6. Add more wood chunks as you go along. The smoke is absorbed most readily during the first few hours of cooking, but take care not to over smoke. The brisket will develop a wonderful dark crust or ‘bark’ during this stage of cooking.
6. Remove the brisket from your grill, and, ideally using a marinade injector, fill with your marinade mix and pump the liquid into the brisket at regular points. Then wrap the brisket in several layers of foil, creating a ‘boat’ shape deep enough and strong enough to hold the meat and liquid and with a flap to close it.
7. Cooking from this point is about the level of tenderness and this can be judged according to internal temperature using a meat probe. The goal is for a ‘wobbly’, ‘buttery’ slab of meat. If the probe slides in easily and the temperature is around 90 to 95 degrees you are on target for tenderness.
8. Take your brisket out of the grill and remove a slab from the thicker pointed end of the joint. Cut this into cubes roughly 5cm across, place in a baking tray, sprinkle with more of your spice rub and smother with a sticky BBQ sauce.
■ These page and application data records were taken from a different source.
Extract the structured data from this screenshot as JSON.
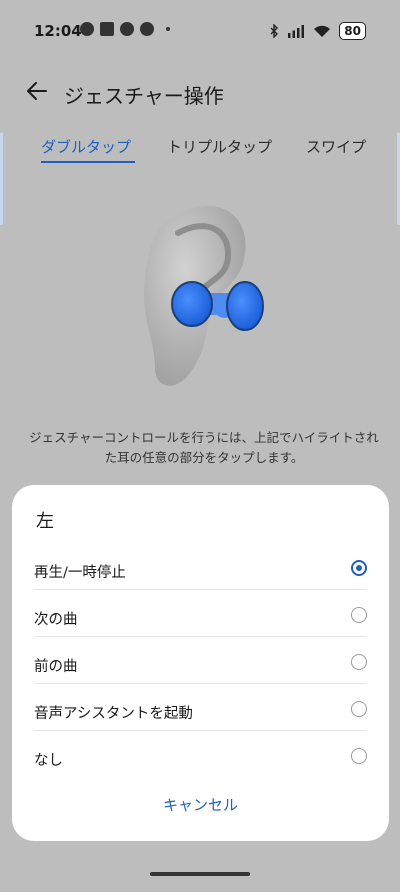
{
  "status_bar": {
    "time": "12:04",
    "battery": "80",
    "icons": [
      "sync-icon",
      "notification-icon",
      "cat-icon",
      "chat-icon"
    ],
    "right_icons": [
      "bluetooth-icon",
      "signal-icon",
      "wifi-icon",
      "battery-icon"
    ]
  },
  "header": {
    "title": "ジェスチャー操作",
    "back_icon": "arrow-left-icon"
  },
  "tabs": [
    {
      "label": "ダブルタップ",
      "active": true
    },
    {
      "label": "トリプルタップ",
      "active": false
    },
    {
      "label": "スワイプ",
      "active": false
    }
  ],
  "caption": "ジェスチャーコントロールを行うには、上記でハイライトされた耳の任意の部分をタップします。",
  "sheet": {
    "title": "左",
    "options": [
      {
        "label": "再生/一時停止",
        "selected": true
      },
      {
        "label": "次の曲",
        "selected": false
      },
      {
        "label": "前の曲",
        "selected": false
      },
      {
        "label": "音声アシスタントを起動",
        "selected": false
      },
      {
        "label": "なし",
        "selected": false
      }
    ],
    "cancel_label": "キャンセル"
  },
  "colors": {
    "accent": "#1f5fc2",
    "scrim_bg": "#bdbdbd",
    "sheet_bg": "#ffffff"
  }
}
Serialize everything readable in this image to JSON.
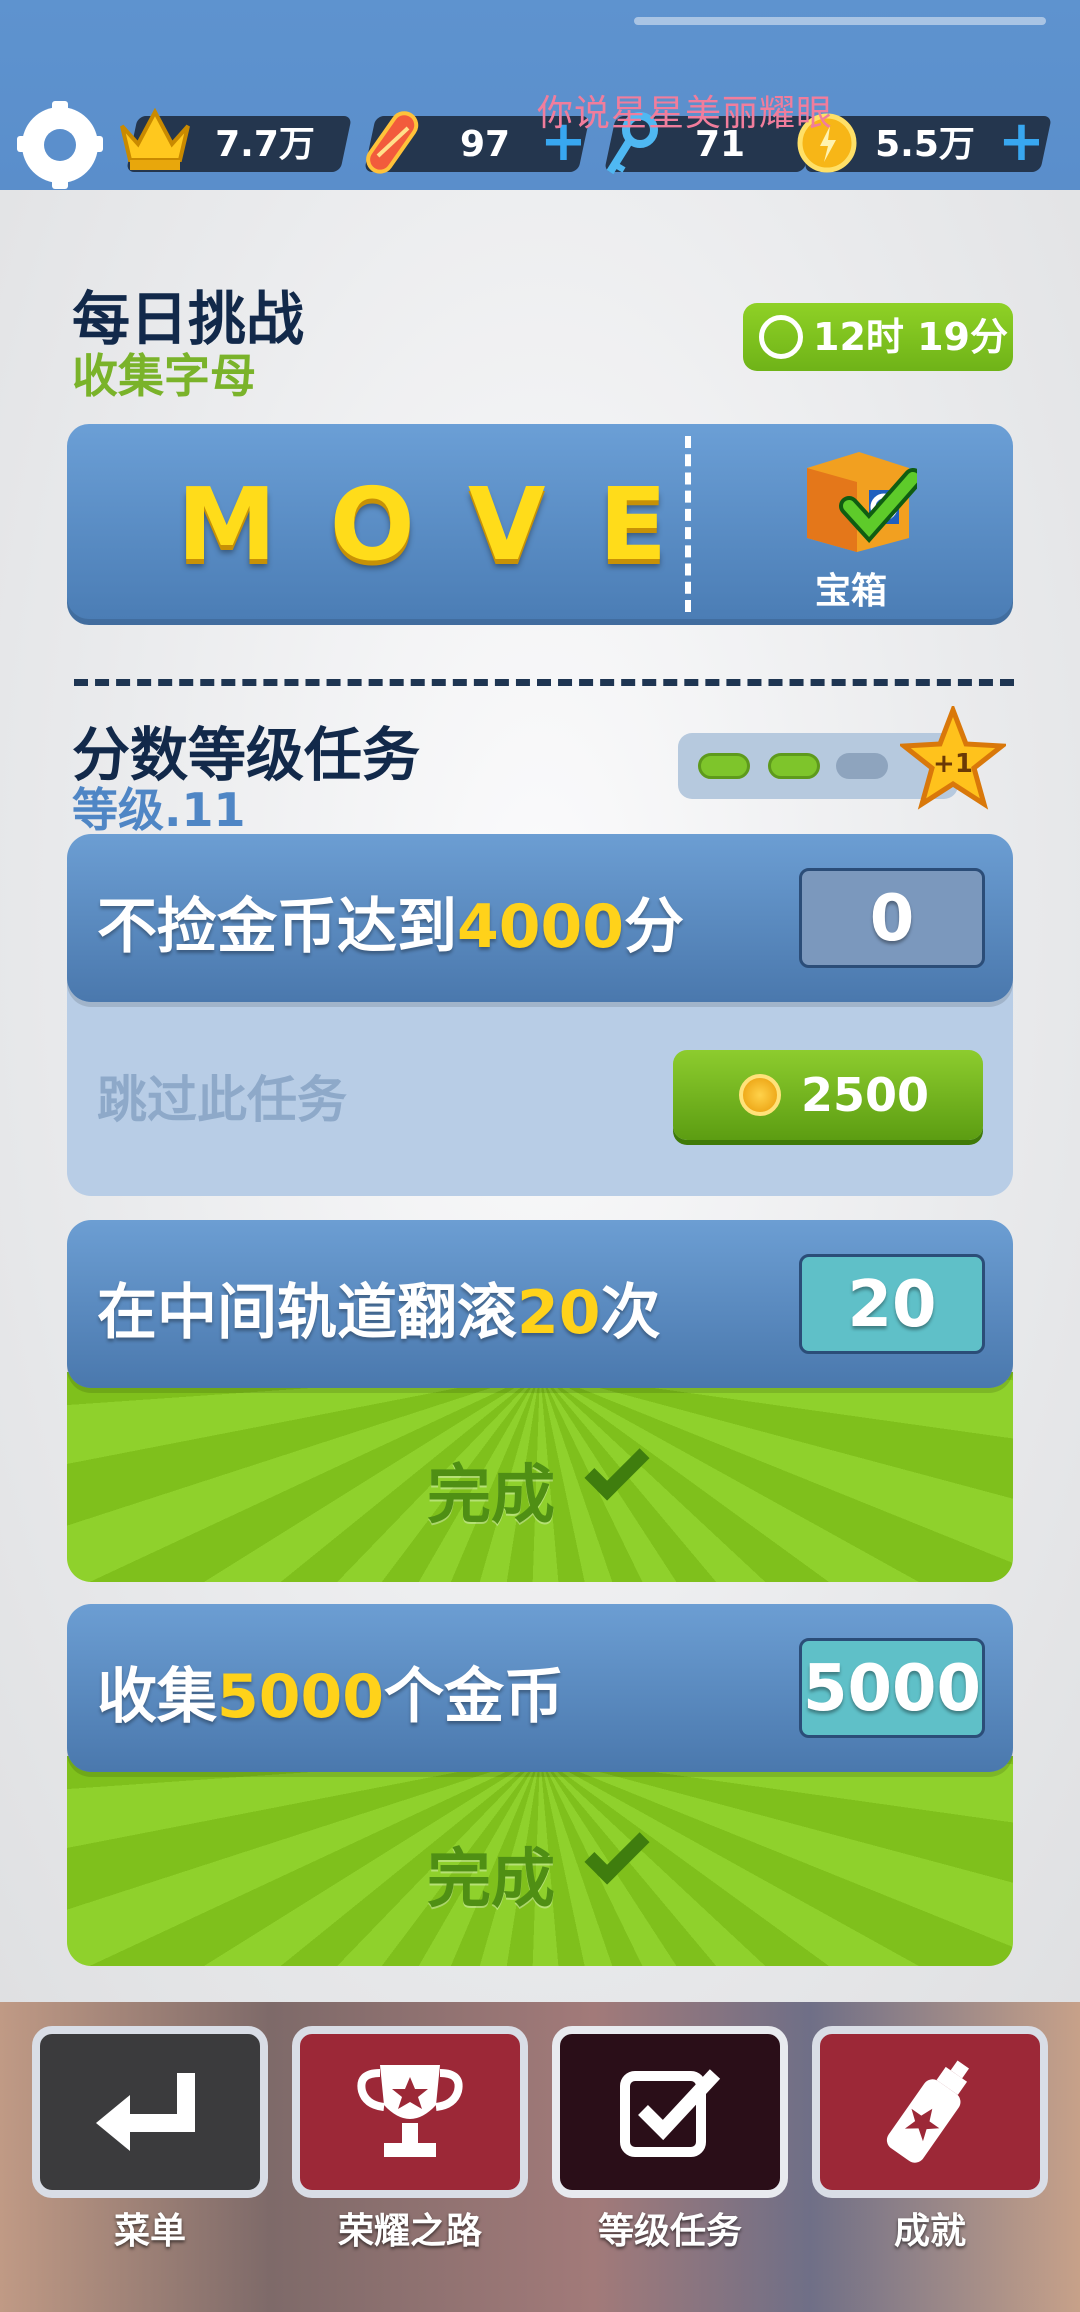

Mix well and place the tray in your grill to rest over the embers of your heat source.
9. Once you are happy that the meat is lovely and tender, pour any excess marinade from your QBag or foil boat into a pan. You can use this to make a sauce by reducing and thickening. Add a little BBQ sauce to help thicken. Reseal the foil bag, wrap in several tea towels and place in a cool bag to stabilise the resting temperature, Leave for at least a further hour.
10. Remove the brisket from its wraps, allow the spicy ‘bark’ to dry and settle for a few minutes, then slice thickly. Each slice will have a pink halo of smoke flavour. Serve with the BBQ sauce and your favourite sides – try potato wedges sprinkled in spices, beetroot slaw, grilled asparagus…. and enjoy!
More tips & techniques
* Use a combo of smoking woods for a more complex smoke flavour
* Have plenty of charcoal on hand to top up your heat source. Establish each batch in a charcoal chimney starter before adding to your grill to avoid temperature fluctations.
* Use a liquid filled pan or bowl with a glug of beer and herbs to infuse your bbq chamber with moisture.
* We’ve given you a minimum timeframe in this recipe guide, but the more time you have, the better the results.
- 3 to 4 kg brisket joint (with point end on and fat cap intact)
- spicy rub (make from equal parts of sugar, salt and a mix of spices)
- olive oil
- 800ml beef marinade
- bbq sauce
- foil and clean tea towels
- marinade injector
- go for full, robust smoke flavour – try oak, hickory or whisky barrel chips or chunks